■ Problem requirements
Everything in the listing below has to be repeated exactly, except the pictures.
[[ Given records, beginning ]]
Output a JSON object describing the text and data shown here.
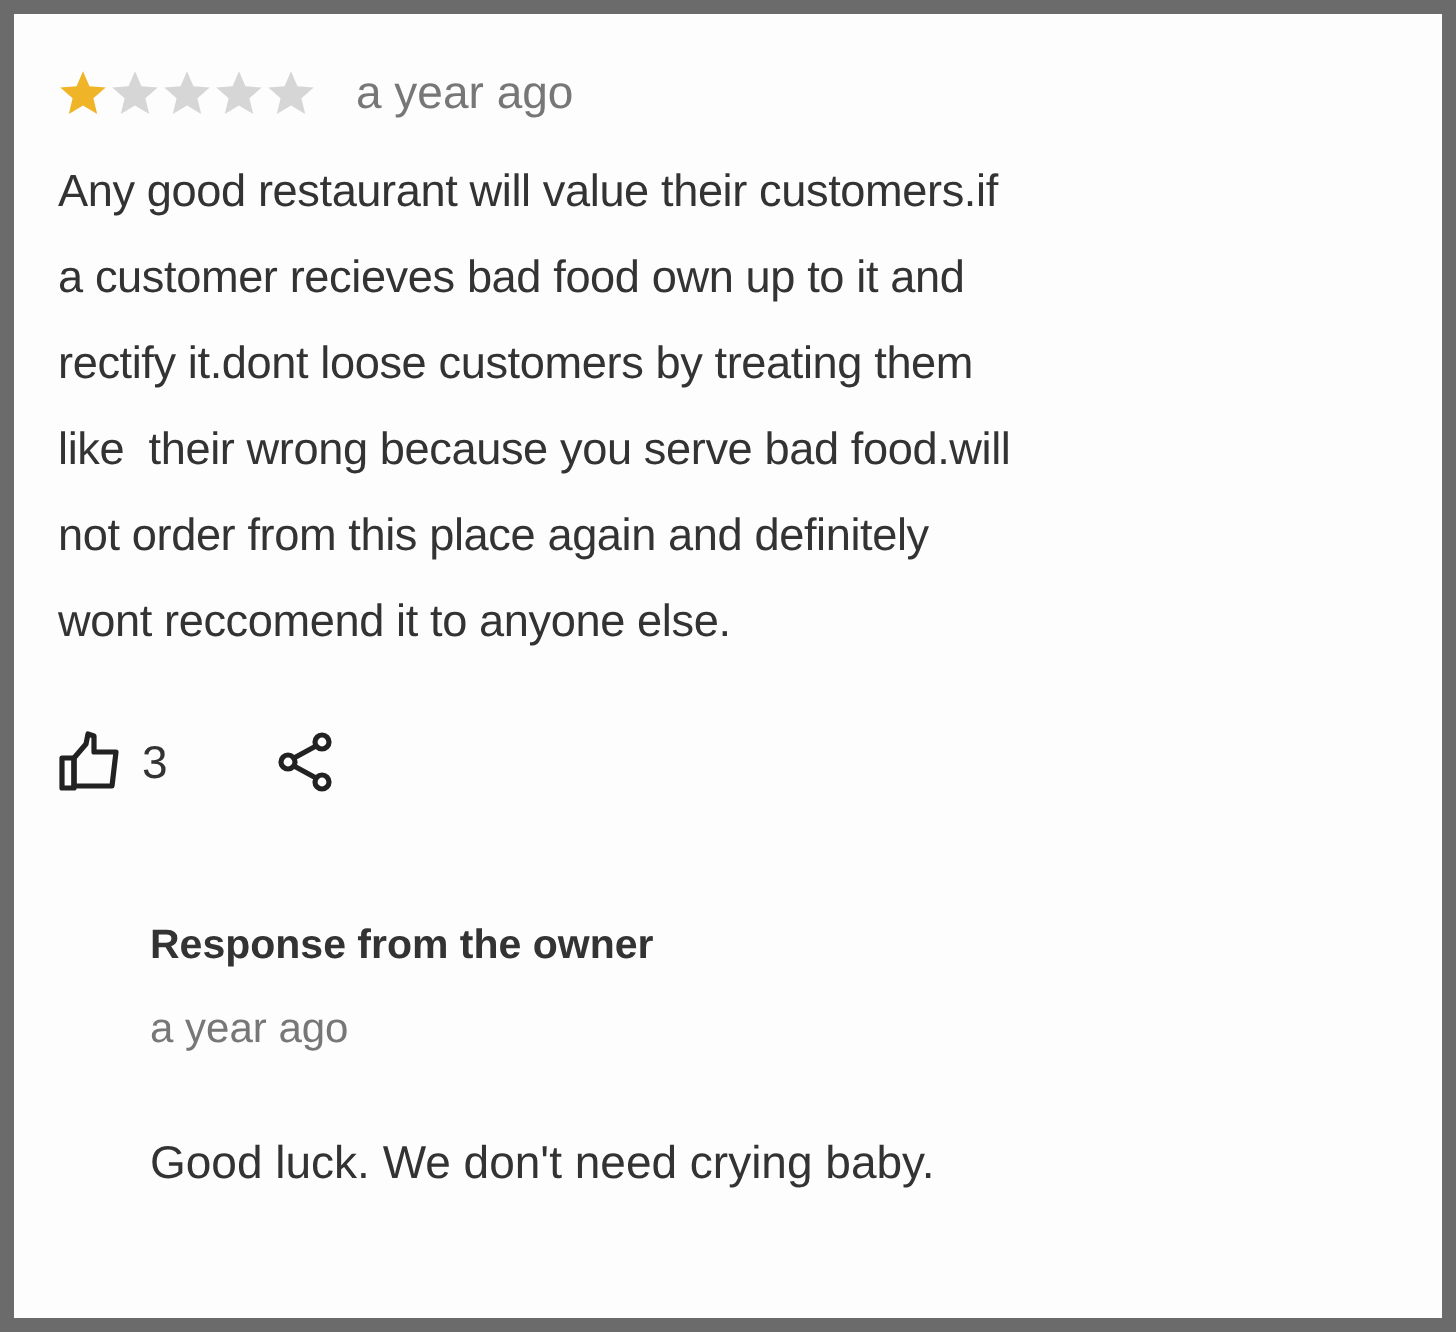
{
  "review": {
    "stars": 1,
    "time": "a year ago",
    "text": "Any good restaurant will value their customers.if\na customer recieves bad food own up to it and\nrectify it.dont loose customers by treating them\nlike  their wrong because you serve bad food.will\nnot order from this place again and definitely\nwont reccomend it to anyone else.",
    "likes": "3"
  },
  "response": {
    "title": "Response from the owner",
    "time": "a year ago",
    "text": "Good luck. We don't need crying baby."
  }
}
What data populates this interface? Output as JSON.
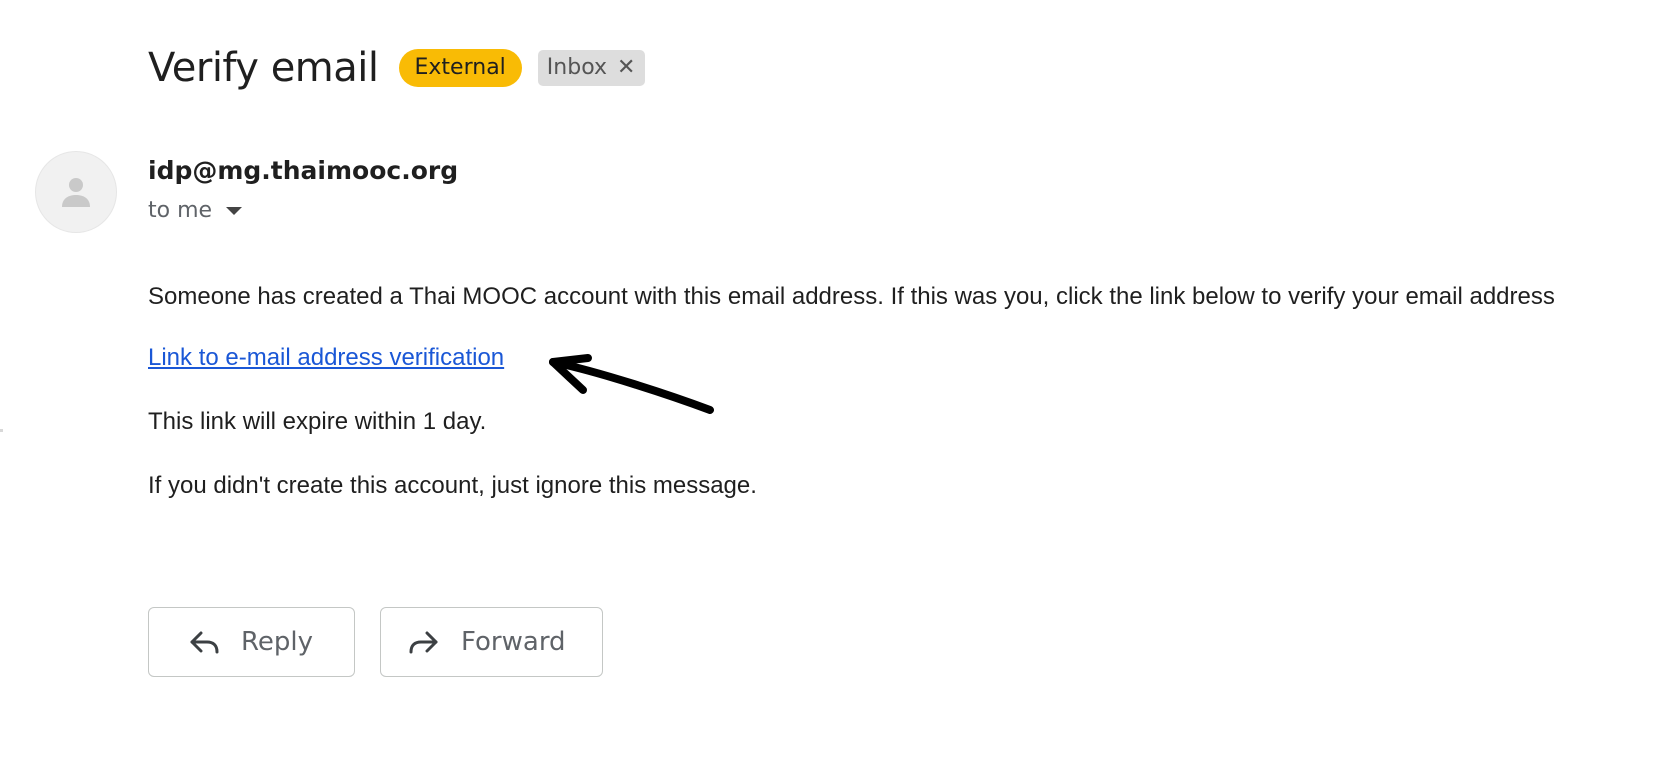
{
  "message": {
    "subject": "Verify email",
    "labels": {
      "external": "External",
      "inbox": "Inbox",
      "inbox_remove": "✕"
    },
    "sender": "idp@mg.thaimooc.org",
    "recipient": "to me",
    "body": {
      "paragraph_1": "Someone has created a Thai MOOC account with this email address. If this was you, click the link below to verify your email address",
      "link_text": "Link to e-mail address verification",
      "paragraph_2": "This link will expire within 1 day.",
      "paragraph_3": "If you didn't create this account, just ignore this message."
    }
  },
  "actions": {
    "reply": "Reply",
    "forward": "Forward"
  },
  "colors": {
    "external_label": "#f9bb05",
    "inbox_label": "#dddddd",
    "link": "#1a57d6"
  },
  "icons": {
    "avatar": "person-icon",
    "recipient_toggle": "caret-down-icon",
    "reply": "reply-icon",
    "forward": "forward-icon",
    "annotation": "hand-drawn-arrow"
  }
}
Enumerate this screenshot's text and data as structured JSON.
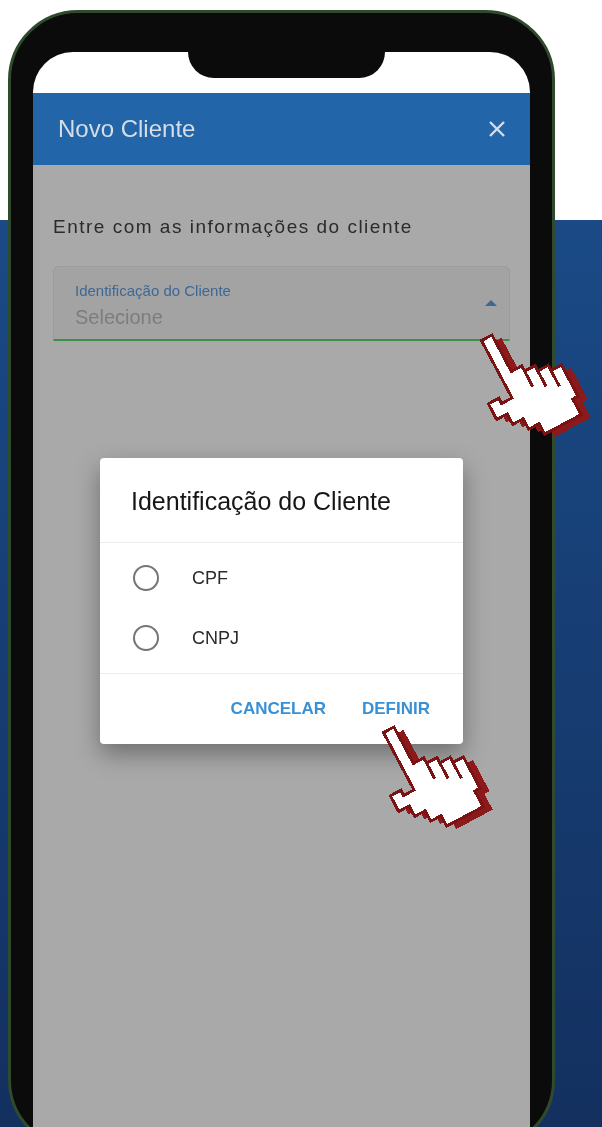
{
  "header": {
    "title": "Novo Cliente"
  },
  "intro": "Entre com as informações do cliente",
  "field": {
    "label": "Identificação do Cliente",
    "placeholder": "Selecione"
  },
  "dialog": {
    "title": "Identificação do Cliente",
    "options": [
      {
        "label": "CPF",
        "selected": false
      },
      {
        "label": "CNPJ",
        "selected": false
      }
    ],
    "buttons": [
      "CANCELAR",
      "DEFINIR"
    ]
  }
}
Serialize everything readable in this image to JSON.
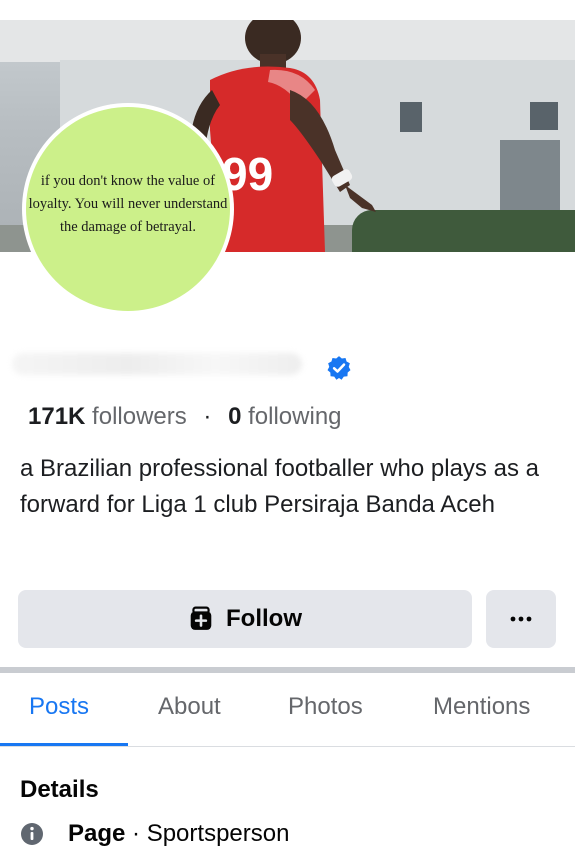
{
  "profile": {
    "avatar_quote": "if you don't know the value of loyalty. You will never understand the damage of betrayal.",
    "followers_count": "171K",
    "followers_label": "followers",
    "separator": "·",
    "following_count": "0",
    "following_label": "following",
    "bio": "a Brazilian professional footballer who plays as a forward for Liga 1 club Persiraja Banda Aceh",
    "jersey_number": "99"
  },
  "actions": {
    "follow_label": "Follow",
    "more_label": "···"
  },
  "tabs": [
    {
      "label": "Posts",
      "active": true
    },
    {
      "label": "About",
      "active": false
    },
    {
      "label": "Photos",
      "active": false
    },
    {
      "label": "Mentions",
      "active": false
    }
  ],
  "details": {
    "heading": "Details",
    "page_label": "Page",
    "page_separator": " · ",
    "category": "Sportsperson"
  },
  "colors": {
    "accent": "#1877f2",
    "avatar_bg": "#ccf08a",
    "button_bg": "#e4e6eb",
    "jersey": "#d62a2a"
  },
  "icons": {
    "verified": "verified-badge-icon",
    "follow": "add-friend-icon",
    "info": "info-icon"
  }
}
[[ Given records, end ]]
■ Result of the task
Output a JSON object describing the text and data shown here.
{
  "review": {
    "stars": 1,
    "time": "a year ago",
    "text": "Any good restaurant will value their customers.if\na customer recieves bad food own up to it and\nrectify it.dont loose customers by treating them\nlike  their wrong because you serve bad food.will\nnot order from this place again and definitely\nwont reccomend it to anyone else.",
    "likes": "3"
  },
  "response": {
    "title": "Response from the owner",
    "time": "a year ago",
    "text": "Good luck. We don't need crying baby."
  }
}
What data populates this interface? Output as JSON.
{
  "message": {
    "subject": "Verify email",
    "labels": {
      "external": "External",
      "inbox": "Inbox",
      "inbox_remove": "✕"
    },
    "sender": "idp@mg.thaimooc.org",
    "recipient": "to me",
    "body": {
      "paragraph_1": "Someone has created a Thai MOOC account with this email address. If this was you, click the link below to verify your email address",
      "link_text": "Link to e-mail address verification",
      "paragraph_2": "This link will expire within 1 day.",
      "paragraph_3": "If you didn't create this account, just ignore this message."
    }
  },
  "actions": {
    "reply": "Reply",
    "forward": "Forward"
  },
  "colors": {
    "external_label": "#f9bb05",
    "inbox_label": "#dddddd",
    "link": "#1a57d6"
  },
  "icons": {
    "avatar": "person-icon",
    "recipient_toggle": "caret-down-icon",
    "reply": "reply-icon",
    "forward": "forward-icon",
    "annotation": "hand-drawn-arrow"
  }
}
Enumerate this screenshot's text and data as structured JSON.
{
  "header": {
    "title": "Novo Cliente"
  },
  "intro": "Entre com as informações do cliente",
  "field": {
    "label": "Identificação do Cliente",
    "placeholder": "Selecione"
  },
  "dialog": {
    "title": "Identificação do Cliente",
    "options": [
      {
        "label": "CPF",
        "selected": false
      },
      {
        "label": "CNPJ",
        "selected": false
      }
    ],
    "buttons": [
      "CANCELAR",
      "DEFINIR"
    ]
  }
}
Serialize everything readable in this image to JSON.
{
  "profile": {
    "avatar_quote": "if you don't know the value of loyalty. You will never understand the damage of betrayal.",
    "followers_count": "171K",
    "followers_label": "followers",
    "separator": "·",
    "following_count": "0",
    "following_label": "following",
    "bio": "a Brazilian professional footballer who plays as a forward for Liga 1 club Persiraja Banda Aceh",
    "jersey_number": "99"
  },
  "actions": {
    "follow_label": "Follow",
    "more_label": "···"
  },
  "tabs": [
    {
      "label": "Posts",
      "active": true
    },
    {
      "label": "About",
      "active": false
    },
    {
      "label": "Photos",
      "active": false
    },
    {
      "label": "Mentions",
      "active": false
    }
  ],
  "details": {
    "heading": "Details",
    "page_label": "Page",
    "page_separator": " · ",
    "category": "Sportsperson"
  },
  "colors": {
    "accent": "#1877f2",
    "avatar_bg": "#ccf08a",
    "button_bg": "#e4e6eb",
    "jersey": "#d62a2a"
  },
  "icons": {
    "verified": "verified-badge-icon",
    "follow": "add-friend-icon",
    "info": "info-icon"
  }
}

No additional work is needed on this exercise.